═════ Dataset extract
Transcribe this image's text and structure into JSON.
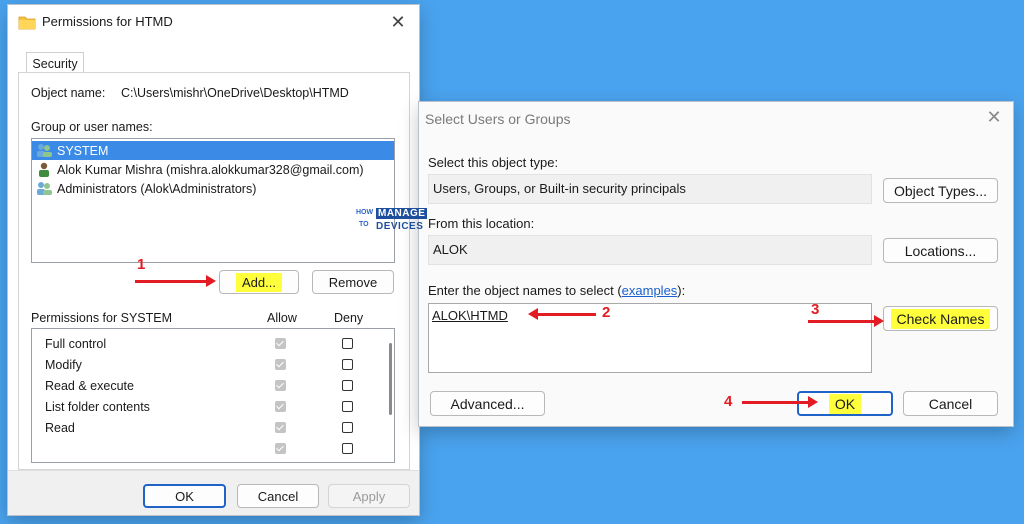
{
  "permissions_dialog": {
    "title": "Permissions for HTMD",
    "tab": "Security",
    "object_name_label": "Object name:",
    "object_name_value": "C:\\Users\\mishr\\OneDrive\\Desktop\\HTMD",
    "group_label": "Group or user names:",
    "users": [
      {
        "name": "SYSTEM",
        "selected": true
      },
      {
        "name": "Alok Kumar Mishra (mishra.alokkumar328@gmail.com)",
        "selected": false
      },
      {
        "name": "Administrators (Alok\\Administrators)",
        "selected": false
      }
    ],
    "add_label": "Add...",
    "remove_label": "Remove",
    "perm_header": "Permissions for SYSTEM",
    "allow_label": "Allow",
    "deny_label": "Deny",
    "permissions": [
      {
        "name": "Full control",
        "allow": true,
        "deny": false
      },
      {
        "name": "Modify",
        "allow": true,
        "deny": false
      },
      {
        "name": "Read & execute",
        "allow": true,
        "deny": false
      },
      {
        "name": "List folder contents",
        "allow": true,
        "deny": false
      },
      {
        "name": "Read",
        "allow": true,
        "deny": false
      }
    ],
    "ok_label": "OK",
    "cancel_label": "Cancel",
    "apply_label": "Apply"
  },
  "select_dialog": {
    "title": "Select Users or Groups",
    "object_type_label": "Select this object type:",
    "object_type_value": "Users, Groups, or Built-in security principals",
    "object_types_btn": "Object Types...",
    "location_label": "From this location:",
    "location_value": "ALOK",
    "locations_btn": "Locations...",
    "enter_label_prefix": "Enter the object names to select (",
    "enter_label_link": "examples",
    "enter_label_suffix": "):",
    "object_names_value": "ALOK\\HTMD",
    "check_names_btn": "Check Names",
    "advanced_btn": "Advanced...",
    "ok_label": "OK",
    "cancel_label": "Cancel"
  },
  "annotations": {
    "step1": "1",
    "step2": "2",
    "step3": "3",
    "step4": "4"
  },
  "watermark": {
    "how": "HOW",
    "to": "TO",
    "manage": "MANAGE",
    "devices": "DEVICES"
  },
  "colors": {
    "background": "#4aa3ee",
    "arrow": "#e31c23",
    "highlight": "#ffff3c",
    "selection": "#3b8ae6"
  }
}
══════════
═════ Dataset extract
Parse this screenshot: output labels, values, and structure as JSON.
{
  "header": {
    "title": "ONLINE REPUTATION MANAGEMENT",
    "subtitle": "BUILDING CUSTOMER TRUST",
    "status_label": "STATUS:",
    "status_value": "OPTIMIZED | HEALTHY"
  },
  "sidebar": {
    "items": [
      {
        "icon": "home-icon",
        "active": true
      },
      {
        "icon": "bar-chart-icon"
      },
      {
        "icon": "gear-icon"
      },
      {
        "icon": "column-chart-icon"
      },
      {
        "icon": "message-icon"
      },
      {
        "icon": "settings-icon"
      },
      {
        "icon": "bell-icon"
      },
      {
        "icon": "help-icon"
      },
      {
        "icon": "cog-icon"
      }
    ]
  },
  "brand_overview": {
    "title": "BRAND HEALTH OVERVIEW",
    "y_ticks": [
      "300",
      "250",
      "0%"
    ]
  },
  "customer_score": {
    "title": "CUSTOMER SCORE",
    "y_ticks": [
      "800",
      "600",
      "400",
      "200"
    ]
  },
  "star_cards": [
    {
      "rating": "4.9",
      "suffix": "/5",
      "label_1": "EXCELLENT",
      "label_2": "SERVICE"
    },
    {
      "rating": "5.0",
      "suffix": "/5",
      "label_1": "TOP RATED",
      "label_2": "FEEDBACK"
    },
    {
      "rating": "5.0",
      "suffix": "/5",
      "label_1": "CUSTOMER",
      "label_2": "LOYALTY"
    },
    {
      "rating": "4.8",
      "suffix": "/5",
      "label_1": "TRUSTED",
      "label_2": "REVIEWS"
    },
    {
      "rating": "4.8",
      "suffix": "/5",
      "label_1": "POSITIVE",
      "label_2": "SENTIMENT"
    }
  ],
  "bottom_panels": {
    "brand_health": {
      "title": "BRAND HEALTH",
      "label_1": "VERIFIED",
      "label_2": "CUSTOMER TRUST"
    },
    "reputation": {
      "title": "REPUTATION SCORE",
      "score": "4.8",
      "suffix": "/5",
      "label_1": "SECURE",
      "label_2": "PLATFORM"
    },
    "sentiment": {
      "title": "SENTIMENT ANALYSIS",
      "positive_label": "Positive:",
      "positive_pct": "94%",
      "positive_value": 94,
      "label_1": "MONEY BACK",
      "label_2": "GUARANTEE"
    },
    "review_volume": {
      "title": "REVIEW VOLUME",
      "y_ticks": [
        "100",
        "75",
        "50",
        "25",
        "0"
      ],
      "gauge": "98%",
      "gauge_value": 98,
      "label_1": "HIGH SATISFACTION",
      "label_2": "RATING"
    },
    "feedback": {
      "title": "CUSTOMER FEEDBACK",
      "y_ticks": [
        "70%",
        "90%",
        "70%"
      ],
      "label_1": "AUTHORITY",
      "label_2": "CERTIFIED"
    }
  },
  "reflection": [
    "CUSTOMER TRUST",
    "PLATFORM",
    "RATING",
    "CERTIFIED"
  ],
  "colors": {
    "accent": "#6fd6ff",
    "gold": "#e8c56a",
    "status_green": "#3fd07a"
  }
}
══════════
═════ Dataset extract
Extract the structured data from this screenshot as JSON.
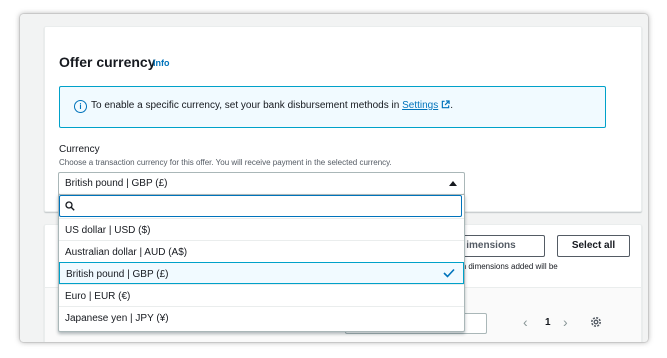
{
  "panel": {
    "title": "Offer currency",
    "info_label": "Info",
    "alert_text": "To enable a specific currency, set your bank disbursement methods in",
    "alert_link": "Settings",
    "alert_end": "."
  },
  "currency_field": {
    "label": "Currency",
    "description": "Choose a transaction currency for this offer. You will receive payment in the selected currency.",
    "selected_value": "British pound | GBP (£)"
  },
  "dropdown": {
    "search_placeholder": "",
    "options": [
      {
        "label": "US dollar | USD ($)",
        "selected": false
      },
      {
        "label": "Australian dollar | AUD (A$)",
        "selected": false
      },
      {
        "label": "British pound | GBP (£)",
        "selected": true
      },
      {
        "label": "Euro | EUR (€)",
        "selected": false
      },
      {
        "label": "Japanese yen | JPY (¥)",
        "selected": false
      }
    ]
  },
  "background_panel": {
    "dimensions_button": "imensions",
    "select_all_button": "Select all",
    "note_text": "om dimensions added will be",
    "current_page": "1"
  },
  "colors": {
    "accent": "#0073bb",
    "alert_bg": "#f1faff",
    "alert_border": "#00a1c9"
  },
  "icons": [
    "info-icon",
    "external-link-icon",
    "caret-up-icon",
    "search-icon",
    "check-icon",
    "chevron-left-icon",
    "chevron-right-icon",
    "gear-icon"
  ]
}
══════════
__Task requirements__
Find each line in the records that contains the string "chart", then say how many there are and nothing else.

__Response below__
2